I deeply regret that the essay on Max Dessoir's attack on anthroposophy could not be what I gladly would have made it. I would have liked to enter into a discussion of the way of picturing things advocated by Dessoir on the one hand and by anthroposophy on the other. Instead of this I am obliged by Dessoir's "critique" to show that he presents his readers with a distorted picture of my views, and then speaks, not about them, but about what he has made of them, which has nothing at all to do with my views. I had to show how Max Dessoir "reads" the books that he undertakes to attack. Therefore my essay is filled with discussion of things that might seem trivial. How can one proceed differently, however, when trivial details are needed for presenting the truth? I leave it up to the readers of my book—who can decide from it how much this “critic” could understand of my views with his way of reading my books1With respect to other hostile books and articles, please see the "Closing Remark" on page 154 of this book. Basically I do not feel it suitable to the seriousness of the present time to publish a polemic like the one necessitated for me by Dessoir's book. It is only that in this case I could not avoid an answer to the provocation of such an attack.—to judge whether Max Dessoir has the right to debase the anthroposophy advocated by me through his act of including it in spiritual streams of which he says that they are “a mixture of incorrect interpretations of certain soul processes and incorrectly judged relics of a vanished world view.”

I must say just the opposite about the third essay, “Franz Brentano, in Memoriam.” Writing it was my deepest need.
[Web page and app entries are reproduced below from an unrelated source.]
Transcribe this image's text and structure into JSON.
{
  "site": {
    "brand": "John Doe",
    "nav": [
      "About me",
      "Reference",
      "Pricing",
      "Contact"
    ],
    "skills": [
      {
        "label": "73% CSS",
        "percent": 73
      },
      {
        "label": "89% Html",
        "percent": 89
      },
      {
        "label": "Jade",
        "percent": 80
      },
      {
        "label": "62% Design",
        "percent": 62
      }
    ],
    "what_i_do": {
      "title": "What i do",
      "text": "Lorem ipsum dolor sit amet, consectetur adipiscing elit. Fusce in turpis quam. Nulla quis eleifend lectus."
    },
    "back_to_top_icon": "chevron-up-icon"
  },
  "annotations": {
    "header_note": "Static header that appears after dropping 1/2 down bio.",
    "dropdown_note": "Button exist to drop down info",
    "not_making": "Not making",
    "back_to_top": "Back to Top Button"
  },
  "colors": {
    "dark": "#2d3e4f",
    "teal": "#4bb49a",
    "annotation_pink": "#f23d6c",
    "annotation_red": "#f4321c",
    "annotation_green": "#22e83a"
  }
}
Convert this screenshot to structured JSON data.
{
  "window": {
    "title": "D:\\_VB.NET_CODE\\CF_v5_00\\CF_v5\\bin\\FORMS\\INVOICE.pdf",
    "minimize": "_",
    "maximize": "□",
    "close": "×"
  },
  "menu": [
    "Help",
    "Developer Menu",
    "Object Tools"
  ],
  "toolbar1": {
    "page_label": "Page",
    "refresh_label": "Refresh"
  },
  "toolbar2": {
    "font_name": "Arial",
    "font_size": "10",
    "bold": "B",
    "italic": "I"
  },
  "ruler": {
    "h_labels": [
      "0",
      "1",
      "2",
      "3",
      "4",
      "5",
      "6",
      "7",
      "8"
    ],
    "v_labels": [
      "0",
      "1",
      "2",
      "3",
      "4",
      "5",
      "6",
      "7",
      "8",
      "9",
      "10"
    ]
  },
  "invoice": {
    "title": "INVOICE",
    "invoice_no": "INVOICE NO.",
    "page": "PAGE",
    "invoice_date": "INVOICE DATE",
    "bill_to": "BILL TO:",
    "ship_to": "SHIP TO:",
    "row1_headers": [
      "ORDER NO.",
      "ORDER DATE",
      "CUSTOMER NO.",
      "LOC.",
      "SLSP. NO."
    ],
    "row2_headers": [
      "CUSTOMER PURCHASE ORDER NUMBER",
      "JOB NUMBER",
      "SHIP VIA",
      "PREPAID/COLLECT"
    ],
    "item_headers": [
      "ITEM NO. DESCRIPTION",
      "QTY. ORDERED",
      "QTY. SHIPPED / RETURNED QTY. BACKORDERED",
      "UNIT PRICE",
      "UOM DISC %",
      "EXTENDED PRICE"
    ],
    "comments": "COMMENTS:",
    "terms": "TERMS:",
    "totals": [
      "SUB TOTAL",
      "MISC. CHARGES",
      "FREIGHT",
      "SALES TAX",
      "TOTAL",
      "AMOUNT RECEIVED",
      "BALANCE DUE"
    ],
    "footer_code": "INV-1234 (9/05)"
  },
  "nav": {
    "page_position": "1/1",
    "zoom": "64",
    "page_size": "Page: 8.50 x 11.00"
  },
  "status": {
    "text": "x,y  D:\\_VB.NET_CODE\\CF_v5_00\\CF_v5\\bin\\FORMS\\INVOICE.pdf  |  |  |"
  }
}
And if I regret anything about it, it is that I did not write it long ago and could not make the attempt to bring it to Brentano's attention while he still lived. It is only that, although I have been an ardent reader of Brentano's writings for a long time, his life's work has only now appeared before my soul in such a way that I can present its relation to anthroposophy as is done in this book. The passing of this revered man moved me to relive in thought his life work; and only from this did my views of his life work reach the provisional conclusions that underlie the discussions in my essay.

I have added on to these three essays ''Sketches of Some of the Ramifications of the Content of This Book," which represent the findings of anthroposophical research. Present- day circumstances dictate that in these presentations I give indications of findings that actually necessitate a much fuller discussion, like that given in my lectures, although there too in an incomplete fashion still. In these presentations I establish some of the scientific connections that must be drawn between anthroposophy and philosophy, psychology, and physiology.

It might very well seem as though at the present time the interests of human beings must go in a different direction than the following discussions are moving. Nevertheless, I believe that such discussions do not draw us away from the serious duties of the immediate present; on the contrary, what lies in these discussions serves precisely this present day through impulses that have less directly striking but therefore all the stronger connections to our experience of this present day.

Berlin, September 10, 1917
Rudolf Steiner